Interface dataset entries
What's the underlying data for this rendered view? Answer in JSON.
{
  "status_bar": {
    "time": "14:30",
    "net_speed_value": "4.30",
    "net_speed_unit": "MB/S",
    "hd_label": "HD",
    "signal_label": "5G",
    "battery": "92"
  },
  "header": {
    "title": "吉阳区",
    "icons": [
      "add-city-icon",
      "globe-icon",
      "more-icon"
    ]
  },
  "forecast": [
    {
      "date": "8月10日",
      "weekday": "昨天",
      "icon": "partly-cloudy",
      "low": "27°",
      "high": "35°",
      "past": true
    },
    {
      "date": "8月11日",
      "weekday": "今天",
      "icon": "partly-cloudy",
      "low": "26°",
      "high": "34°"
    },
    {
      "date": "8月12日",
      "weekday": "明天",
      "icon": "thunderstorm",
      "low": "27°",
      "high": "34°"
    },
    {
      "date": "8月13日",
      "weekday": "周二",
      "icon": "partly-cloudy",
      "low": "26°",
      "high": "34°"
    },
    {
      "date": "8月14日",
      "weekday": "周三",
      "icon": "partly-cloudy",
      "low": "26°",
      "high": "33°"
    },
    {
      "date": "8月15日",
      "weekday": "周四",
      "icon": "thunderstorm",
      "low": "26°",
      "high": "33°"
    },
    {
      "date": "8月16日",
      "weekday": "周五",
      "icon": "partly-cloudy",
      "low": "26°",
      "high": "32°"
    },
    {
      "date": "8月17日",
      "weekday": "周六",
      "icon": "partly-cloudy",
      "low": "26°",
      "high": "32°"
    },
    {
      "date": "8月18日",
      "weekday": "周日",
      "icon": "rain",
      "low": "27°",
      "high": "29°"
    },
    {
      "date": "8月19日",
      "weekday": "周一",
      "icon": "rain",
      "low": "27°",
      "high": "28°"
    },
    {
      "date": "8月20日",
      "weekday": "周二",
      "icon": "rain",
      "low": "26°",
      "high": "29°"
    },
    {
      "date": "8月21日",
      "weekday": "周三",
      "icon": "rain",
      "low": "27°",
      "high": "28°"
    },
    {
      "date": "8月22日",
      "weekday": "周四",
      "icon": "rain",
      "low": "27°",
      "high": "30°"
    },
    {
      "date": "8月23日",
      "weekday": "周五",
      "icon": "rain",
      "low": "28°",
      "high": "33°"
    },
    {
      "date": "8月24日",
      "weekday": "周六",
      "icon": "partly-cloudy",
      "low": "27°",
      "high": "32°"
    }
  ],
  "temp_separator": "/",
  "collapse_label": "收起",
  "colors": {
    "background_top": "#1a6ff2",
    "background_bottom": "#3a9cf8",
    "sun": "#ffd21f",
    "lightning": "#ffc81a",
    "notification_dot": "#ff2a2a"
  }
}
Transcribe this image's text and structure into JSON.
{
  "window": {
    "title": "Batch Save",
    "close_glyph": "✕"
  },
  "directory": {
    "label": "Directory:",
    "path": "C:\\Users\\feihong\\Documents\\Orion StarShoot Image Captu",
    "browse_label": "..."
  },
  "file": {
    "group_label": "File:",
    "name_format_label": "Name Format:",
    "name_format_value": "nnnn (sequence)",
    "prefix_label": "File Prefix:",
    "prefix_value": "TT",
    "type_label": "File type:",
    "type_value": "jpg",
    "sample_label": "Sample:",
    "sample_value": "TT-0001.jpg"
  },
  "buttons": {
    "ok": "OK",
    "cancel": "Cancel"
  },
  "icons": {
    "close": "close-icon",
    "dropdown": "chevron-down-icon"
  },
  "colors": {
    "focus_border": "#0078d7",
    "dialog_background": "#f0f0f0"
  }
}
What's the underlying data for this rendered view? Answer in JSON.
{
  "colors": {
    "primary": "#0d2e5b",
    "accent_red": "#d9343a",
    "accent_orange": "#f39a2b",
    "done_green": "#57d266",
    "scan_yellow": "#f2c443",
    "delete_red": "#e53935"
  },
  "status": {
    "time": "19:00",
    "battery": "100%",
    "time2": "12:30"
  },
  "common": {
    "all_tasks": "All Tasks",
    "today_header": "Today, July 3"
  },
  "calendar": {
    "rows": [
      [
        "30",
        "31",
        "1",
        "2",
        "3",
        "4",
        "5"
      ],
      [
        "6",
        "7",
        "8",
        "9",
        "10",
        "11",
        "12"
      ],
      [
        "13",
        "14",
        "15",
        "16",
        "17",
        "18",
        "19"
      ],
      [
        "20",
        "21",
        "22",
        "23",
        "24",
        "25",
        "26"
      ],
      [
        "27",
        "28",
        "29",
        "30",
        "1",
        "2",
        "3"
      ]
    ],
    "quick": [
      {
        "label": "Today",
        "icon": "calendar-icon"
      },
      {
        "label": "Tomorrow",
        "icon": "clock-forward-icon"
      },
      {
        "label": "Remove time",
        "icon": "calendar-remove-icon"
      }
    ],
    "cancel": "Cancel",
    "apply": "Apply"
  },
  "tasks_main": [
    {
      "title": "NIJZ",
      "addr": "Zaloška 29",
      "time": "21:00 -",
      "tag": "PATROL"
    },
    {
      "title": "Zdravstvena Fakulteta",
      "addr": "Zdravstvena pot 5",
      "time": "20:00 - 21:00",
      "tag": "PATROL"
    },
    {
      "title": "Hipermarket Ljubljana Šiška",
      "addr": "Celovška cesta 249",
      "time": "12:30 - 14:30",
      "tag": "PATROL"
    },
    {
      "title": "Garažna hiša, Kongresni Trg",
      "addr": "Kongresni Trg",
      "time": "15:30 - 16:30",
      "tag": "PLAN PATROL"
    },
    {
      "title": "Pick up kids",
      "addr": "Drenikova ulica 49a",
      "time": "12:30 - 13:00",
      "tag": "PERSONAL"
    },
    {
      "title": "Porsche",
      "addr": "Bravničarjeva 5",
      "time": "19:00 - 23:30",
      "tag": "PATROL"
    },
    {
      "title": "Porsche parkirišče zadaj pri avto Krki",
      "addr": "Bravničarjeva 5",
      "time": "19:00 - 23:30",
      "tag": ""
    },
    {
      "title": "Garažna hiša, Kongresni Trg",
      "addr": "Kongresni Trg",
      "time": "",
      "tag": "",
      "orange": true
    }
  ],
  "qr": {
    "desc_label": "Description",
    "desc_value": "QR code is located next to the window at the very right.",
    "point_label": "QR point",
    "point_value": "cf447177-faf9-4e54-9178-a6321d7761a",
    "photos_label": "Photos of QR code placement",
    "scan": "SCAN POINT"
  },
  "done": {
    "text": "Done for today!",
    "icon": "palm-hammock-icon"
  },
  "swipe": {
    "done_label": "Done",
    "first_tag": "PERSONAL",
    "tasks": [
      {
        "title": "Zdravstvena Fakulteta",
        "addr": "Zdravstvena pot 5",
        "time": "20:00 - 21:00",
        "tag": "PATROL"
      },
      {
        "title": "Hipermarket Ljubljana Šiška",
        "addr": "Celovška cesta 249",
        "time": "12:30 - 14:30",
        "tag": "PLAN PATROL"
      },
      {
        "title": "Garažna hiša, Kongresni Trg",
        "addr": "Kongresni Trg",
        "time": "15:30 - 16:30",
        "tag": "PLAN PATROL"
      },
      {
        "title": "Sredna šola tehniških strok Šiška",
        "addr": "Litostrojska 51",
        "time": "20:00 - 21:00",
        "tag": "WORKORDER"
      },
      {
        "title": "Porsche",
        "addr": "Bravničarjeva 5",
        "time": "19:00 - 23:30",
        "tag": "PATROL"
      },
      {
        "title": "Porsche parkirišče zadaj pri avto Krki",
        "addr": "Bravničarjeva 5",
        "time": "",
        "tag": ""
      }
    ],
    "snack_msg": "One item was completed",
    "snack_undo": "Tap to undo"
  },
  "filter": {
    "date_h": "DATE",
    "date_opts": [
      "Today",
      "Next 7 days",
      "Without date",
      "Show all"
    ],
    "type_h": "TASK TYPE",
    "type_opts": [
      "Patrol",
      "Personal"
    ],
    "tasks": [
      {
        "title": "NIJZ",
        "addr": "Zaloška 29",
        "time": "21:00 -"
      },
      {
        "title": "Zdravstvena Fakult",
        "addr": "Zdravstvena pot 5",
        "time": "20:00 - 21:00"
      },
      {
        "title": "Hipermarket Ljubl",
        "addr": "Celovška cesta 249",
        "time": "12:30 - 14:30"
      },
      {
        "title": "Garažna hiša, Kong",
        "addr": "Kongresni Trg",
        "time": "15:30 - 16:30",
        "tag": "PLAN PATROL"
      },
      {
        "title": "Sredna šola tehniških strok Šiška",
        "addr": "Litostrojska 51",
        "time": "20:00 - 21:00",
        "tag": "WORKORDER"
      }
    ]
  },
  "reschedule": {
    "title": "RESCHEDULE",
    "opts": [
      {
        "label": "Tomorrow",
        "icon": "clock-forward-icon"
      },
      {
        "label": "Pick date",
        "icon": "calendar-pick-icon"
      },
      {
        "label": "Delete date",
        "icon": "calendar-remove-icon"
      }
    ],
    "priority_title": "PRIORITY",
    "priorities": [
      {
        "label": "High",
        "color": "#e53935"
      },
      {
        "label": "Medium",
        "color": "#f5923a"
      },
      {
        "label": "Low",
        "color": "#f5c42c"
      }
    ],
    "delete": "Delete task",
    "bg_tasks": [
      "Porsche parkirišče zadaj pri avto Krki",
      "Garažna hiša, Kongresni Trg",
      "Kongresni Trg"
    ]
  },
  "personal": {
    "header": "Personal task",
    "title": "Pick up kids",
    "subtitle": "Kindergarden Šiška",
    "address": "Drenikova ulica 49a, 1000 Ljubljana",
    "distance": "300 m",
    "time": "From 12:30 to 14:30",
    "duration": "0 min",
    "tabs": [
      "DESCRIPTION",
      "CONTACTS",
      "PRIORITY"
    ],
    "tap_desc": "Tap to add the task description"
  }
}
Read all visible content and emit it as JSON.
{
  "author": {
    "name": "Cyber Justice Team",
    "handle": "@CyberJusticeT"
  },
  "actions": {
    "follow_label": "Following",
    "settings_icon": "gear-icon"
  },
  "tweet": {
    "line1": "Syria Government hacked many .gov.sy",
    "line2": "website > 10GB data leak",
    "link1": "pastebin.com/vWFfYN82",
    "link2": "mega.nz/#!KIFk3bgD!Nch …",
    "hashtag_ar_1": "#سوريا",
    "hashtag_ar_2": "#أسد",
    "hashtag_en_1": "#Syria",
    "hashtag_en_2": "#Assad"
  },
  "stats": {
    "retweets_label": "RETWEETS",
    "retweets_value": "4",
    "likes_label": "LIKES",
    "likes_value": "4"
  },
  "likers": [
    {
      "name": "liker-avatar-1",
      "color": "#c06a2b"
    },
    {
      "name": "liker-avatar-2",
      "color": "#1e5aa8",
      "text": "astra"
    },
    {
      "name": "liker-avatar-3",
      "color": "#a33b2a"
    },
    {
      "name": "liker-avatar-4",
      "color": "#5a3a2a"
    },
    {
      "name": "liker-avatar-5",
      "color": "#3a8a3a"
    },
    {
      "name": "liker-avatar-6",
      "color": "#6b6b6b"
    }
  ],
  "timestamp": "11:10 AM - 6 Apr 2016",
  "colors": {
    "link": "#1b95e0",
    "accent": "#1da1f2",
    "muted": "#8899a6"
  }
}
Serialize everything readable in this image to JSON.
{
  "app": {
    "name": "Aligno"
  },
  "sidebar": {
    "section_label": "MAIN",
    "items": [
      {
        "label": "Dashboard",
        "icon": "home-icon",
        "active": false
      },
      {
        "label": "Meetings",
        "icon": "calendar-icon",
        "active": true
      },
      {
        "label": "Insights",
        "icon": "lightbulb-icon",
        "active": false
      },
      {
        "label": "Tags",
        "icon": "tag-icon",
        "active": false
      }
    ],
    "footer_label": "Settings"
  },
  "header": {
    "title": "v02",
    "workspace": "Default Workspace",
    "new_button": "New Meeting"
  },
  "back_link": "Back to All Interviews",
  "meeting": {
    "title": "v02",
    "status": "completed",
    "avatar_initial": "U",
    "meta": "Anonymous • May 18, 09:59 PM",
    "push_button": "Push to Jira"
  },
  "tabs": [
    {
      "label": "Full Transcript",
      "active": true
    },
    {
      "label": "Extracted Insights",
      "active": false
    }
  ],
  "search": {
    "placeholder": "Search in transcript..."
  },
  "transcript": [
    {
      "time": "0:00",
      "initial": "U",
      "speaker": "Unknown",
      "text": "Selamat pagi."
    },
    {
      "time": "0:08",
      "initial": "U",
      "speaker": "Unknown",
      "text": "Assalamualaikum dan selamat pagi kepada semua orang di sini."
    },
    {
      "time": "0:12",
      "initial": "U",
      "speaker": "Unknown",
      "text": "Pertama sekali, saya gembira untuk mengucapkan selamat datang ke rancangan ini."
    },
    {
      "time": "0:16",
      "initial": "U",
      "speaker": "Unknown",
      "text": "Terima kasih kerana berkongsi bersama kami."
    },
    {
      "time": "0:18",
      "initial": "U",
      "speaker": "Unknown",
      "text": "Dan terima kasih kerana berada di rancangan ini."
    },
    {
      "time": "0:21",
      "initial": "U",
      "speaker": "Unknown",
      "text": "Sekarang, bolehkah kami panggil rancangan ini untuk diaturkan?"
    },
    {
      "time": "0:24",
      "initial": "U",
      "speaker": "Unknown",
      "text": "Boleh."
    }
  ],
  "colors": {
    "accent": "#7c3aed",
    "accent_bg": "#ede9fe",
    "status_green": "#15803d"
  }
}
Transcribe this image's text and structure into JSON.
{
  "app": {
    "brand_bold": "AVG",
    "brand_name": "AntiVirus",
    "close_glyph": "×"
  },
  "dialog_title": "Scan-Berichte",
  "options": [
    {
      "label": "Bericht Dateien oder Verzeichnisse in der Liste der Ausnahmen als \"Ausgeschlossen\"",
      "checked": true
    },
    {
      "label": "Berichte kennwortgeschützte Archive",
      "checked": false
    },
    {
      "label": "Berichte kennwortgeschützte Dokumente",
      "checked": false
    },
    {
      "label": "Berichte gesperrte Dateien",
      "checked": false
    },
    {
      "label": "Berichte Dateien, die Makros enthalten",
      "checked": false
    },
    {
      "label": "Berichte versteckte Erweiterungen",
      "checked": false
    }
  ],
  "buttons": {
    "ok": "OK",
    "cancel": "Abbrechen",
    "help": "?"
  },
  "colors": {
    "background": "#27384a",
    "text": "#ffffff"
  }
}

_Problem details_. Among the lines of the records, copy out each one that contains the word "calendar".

_Solved problem_.
  "calendar": {
        "icon": "calendar-icon"
        "icon": "calendar-remove-icon"
        "icon": "calendar-pick-icon"
        "icon": "calendar-remove-icon"
        "icon": "calendar-icon",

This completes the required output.